(Excerpts from a dataset)
───

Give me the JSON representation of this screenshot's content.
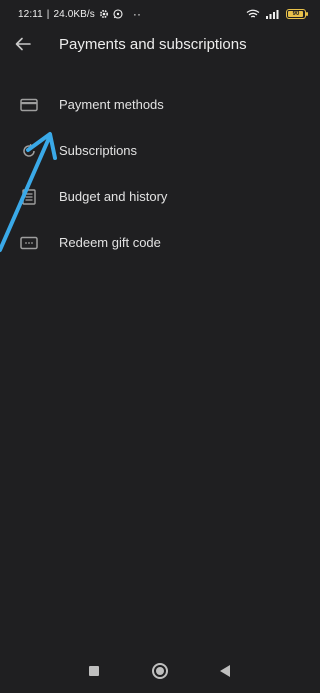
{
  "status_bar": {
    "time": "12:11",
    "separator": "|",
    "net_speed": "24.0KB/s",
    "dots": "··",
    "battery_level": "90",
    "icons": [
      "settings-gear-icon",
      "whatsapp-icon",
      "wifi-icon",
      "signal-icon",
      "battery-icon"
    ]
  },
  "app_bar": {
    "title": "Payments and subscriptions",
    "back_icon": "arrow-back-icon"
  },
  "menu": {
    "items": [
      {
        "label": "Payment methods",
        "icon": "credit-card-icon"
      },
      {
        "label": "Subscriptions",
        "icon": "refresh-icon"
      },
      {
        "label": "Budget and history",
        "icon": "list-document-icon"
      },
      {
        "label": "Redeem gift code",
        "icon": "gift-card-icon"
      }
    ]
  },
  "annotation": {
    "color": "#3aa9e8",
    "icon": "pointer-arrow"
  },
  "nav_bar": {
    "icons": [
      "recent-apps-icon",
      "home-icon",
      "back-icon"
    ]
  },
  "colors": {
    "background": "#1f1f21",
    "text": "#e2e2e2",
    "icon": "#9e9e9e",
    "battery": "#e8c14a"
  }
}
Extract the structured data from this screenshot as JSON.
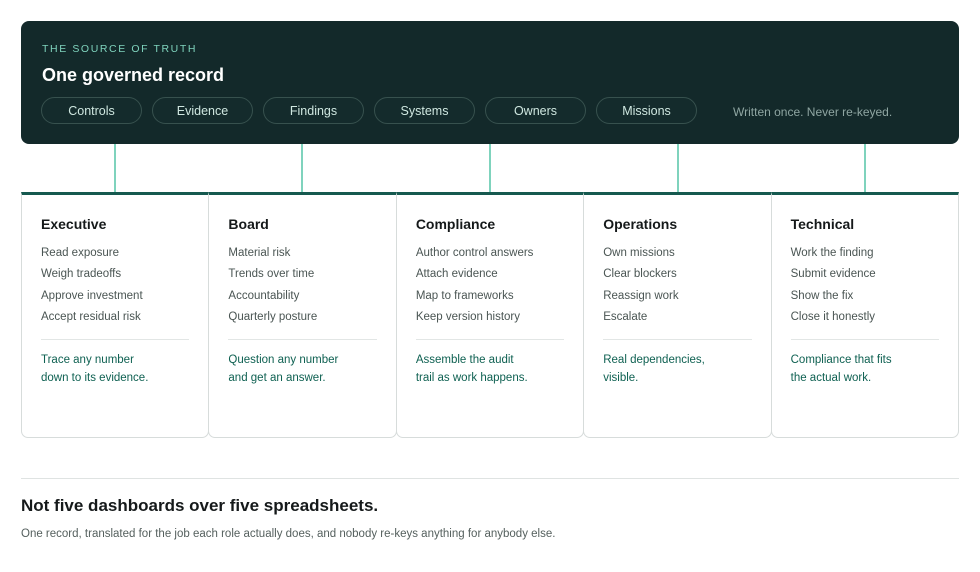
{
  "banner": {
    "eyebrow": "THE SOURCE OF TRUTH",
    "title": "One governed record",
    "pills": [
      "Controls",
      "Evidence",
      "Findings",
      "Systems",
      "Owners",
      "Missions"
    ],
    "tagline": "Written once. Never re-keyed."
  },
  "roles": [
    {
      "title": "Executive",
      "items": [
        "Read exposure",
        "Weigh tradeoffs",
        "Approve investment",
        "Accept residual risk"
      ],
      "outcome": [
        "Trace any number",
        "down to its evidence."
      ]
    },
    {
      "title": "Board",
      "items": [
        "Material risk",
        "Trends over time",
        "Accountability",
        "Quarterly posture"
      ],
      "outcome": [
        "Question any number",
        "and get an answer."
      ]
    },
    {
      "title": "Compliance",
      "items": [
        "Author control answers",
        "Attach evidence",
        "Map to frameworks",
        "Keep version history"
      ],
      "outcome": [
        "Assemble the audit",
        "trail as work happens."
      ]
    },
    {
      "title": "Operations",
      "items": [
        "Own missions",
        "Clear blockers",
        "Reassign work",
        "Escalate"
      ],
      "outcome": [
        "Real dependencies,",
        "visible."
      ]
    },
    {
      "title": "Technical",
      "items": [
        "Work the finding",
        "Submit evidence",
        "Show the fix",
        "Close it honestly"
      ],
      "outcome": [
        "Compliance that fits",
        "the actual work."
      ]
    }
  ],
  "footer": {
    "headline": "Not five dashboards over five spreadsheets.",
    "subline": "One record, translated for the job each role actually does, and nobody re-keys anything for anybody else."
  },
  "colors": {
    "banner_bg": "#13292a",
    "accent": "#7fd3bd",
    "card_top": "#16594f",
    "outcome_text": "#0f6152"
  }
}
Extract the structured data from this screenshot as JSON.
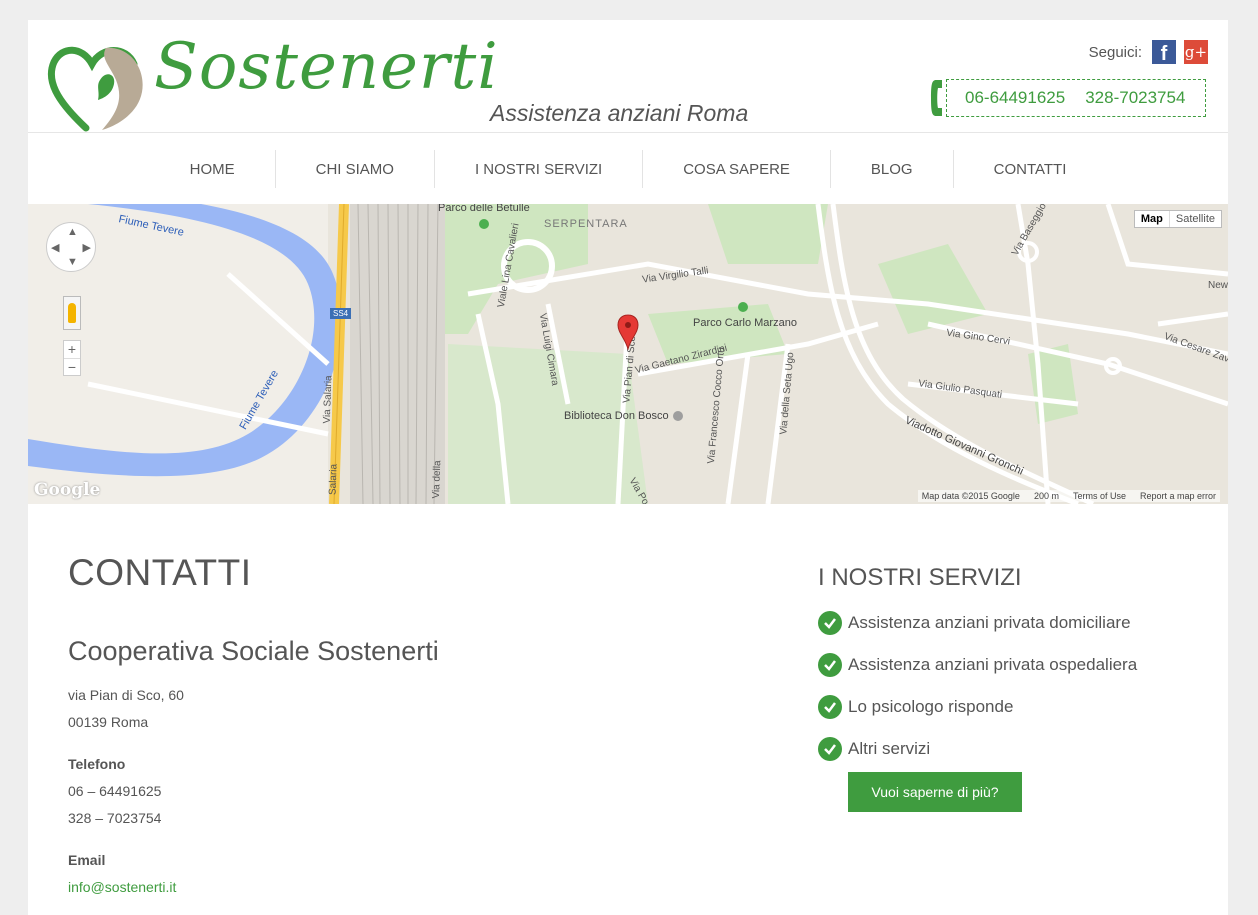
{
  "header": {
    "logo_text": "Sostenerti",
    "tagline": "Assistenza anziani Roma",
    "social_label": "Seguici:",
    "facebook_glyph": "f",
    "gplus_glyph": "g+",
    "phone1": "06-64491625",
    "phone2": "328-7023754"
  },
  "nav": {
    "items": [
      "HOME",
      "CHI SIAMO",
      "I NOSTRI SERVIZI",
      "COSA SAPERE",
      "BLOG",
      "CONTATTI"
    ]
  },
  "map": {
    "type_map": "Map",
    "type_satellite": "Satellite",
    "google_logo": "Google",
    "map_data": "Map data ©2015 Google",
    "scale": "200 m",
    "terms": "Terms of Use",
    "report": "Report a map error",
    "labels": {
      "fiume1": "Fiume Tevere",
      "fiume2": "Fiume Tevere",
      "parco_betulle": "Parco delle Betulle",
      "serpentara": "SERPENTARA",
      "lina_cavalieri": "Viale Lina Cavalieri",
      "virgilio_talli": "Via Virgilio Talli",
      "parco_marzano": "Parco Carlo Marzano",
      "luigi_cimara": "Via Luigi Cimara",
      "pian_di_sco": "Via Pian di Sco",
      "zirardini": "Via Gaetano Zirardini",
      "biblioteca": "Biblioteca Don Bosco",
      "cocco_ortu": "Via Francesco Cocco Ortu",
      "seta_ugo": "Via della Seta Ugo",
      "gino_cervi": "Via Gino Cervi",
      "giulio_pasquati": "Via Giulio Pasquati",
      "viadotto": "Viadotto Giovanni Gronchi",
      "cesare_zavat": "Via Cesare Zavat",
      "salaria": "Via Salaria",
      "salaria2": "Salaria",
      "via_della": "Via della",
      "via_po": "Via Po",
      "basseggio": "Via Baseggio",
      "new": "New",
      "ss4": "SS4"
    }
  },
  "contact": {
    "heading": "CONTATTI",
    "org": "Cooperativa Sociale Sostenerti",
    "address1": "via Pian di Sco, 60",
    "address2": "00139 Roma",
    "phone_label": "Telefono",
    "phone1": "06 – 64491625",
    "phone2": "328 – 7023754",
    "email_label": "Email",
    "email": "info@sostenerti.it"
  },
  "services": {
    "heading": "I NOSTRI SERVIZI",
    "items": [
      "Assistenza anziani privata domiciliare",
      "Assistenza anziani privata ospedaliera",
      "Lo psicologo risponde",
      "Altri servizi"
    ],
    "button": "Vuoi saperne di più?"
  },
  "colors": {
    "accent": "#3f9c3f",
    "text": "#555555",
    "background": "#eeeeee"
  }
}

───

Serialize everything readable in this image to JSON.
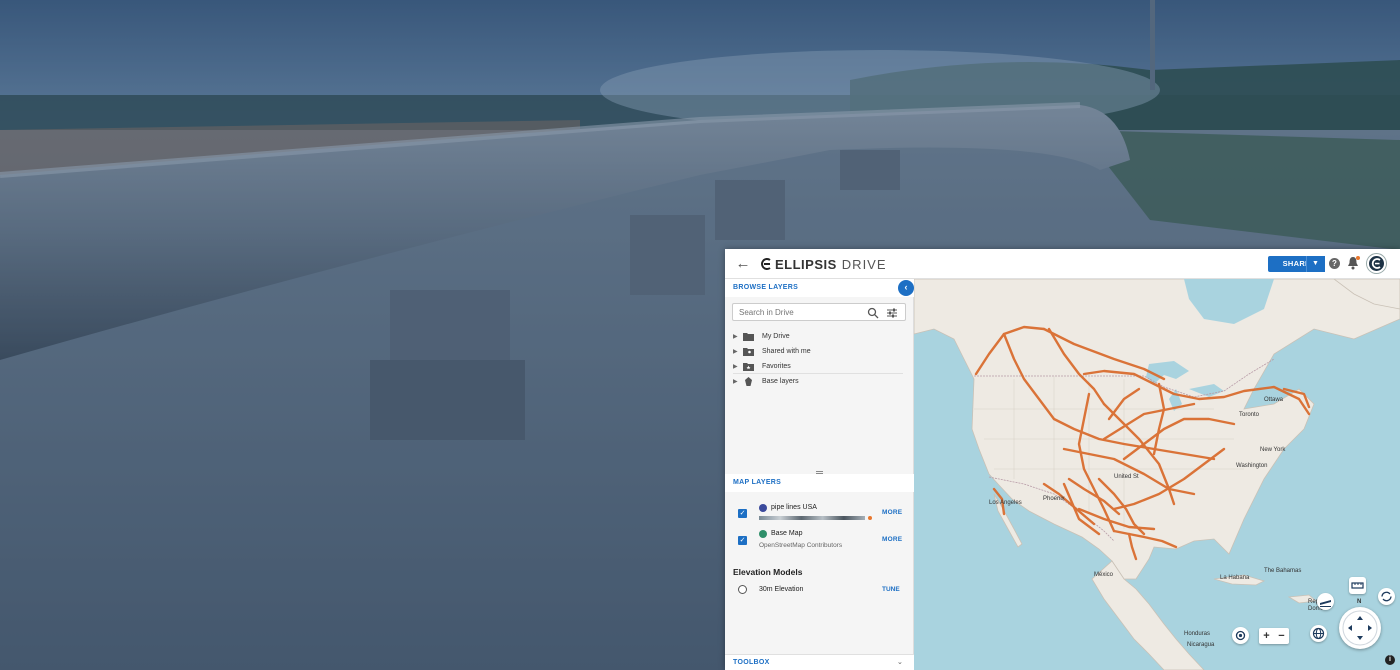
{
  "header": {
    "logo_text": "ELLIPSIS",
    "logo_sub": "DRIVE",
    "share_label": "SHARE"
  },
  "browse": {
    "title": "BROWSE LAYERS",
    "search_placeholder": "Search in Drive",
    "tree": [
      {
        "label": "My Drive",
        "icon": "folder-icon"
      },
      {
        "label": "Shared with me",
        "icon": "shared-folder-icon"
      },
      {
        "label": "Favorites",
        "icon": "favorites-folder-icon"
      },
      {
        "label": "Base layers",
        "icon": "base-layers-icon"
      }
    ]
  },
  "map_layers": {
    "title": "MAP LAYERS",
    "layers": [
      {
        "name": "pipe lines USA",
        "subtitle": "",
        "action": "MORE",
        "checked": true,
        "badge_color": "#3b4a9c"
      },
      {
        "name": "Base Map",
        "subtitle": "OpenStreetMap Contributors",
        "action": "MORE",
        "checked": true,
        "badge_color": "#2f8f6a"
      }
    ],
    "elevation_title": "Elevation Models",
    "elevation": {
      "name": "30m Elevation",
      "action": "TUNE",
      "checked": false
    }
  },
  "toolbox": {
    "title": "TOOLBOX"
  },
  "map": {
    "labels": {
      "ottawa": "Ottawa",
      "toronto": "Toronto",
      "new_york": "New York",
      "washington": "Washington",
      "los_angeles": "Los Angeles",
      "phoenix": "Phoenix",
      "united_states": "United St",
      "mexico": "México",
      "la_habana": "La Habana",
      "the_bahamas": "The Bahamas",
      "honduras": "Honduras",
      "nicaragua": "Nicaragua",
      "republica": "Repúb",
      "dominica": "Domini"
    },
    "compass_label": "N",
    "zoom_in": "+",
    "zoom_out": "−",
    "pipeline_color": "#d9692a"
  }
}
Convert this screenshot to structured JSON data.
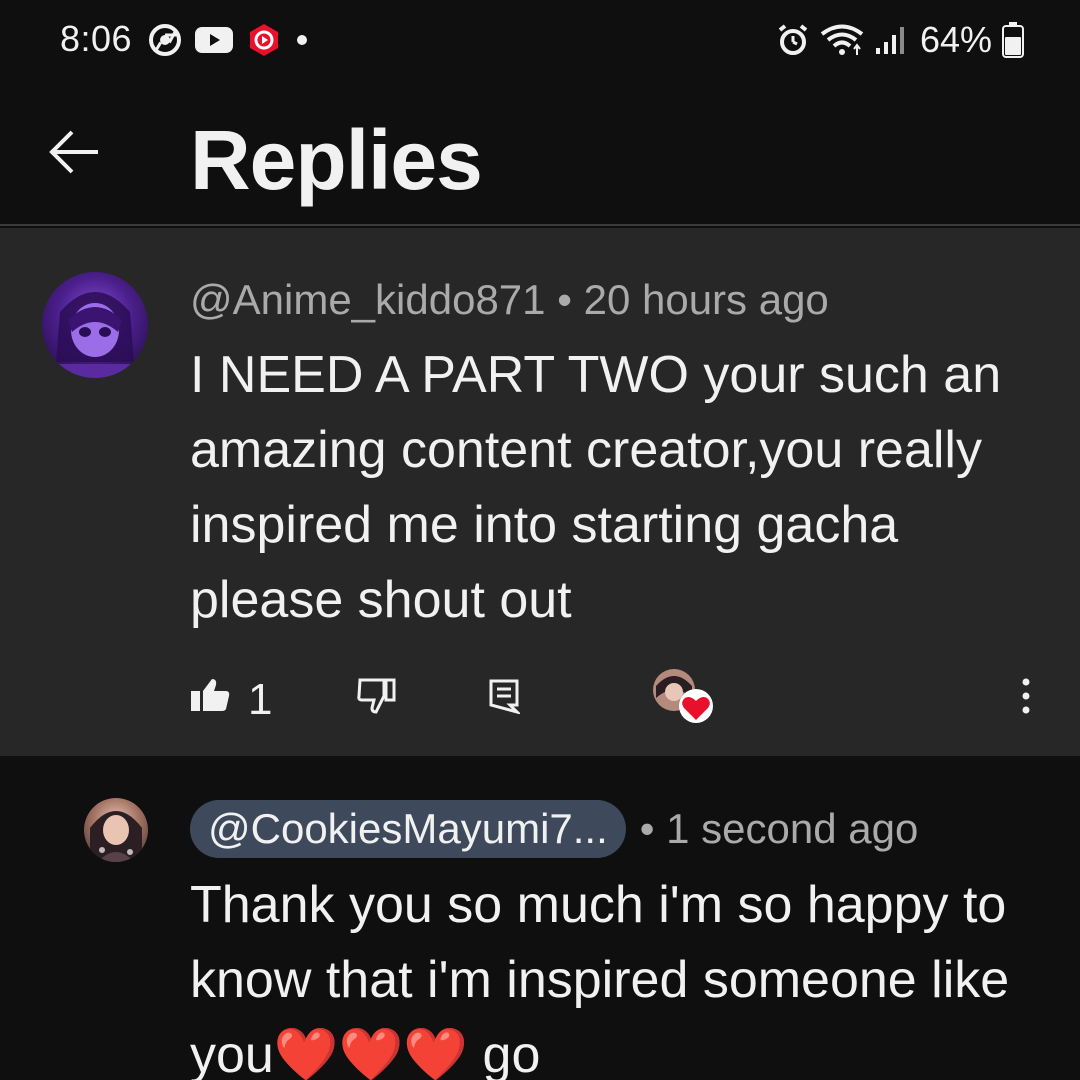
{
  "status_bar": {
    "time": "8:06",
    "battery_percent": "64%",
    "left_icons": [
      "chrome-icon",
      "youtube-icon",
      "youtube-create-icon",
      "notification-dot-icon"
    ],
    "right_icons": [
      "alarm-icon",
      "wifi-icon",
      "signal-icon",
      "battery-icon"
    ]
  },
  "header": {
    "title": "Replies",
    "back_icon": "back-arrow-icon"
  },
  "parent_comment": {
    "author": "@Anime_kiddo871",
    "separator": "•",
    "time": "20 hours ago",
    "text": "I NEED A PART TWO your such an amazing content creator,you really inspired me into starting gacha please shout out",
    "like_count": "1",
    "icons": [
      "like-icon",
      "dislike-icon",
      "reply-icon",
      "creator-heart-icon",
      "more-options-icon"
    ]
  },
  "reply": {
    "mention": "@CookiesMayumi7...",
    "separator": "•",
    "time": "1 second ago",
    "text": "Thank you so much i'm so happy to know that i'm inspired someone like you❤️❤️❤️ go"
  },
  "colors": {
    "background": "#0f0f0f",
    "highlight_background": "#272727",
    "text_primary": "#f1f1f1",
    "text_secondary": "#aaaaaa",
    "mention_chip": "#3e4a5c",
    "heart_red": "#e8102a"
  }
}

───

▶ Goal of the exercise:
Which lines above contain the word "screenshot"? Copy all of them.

▶ Answer to the problem:
Give me the JSON representation of this screenshot's content.
Extract the structured data from this screenshot as JSON.
Extract the structured data from this screenshot as JSON.
Convert this screenshot to structured JSON data.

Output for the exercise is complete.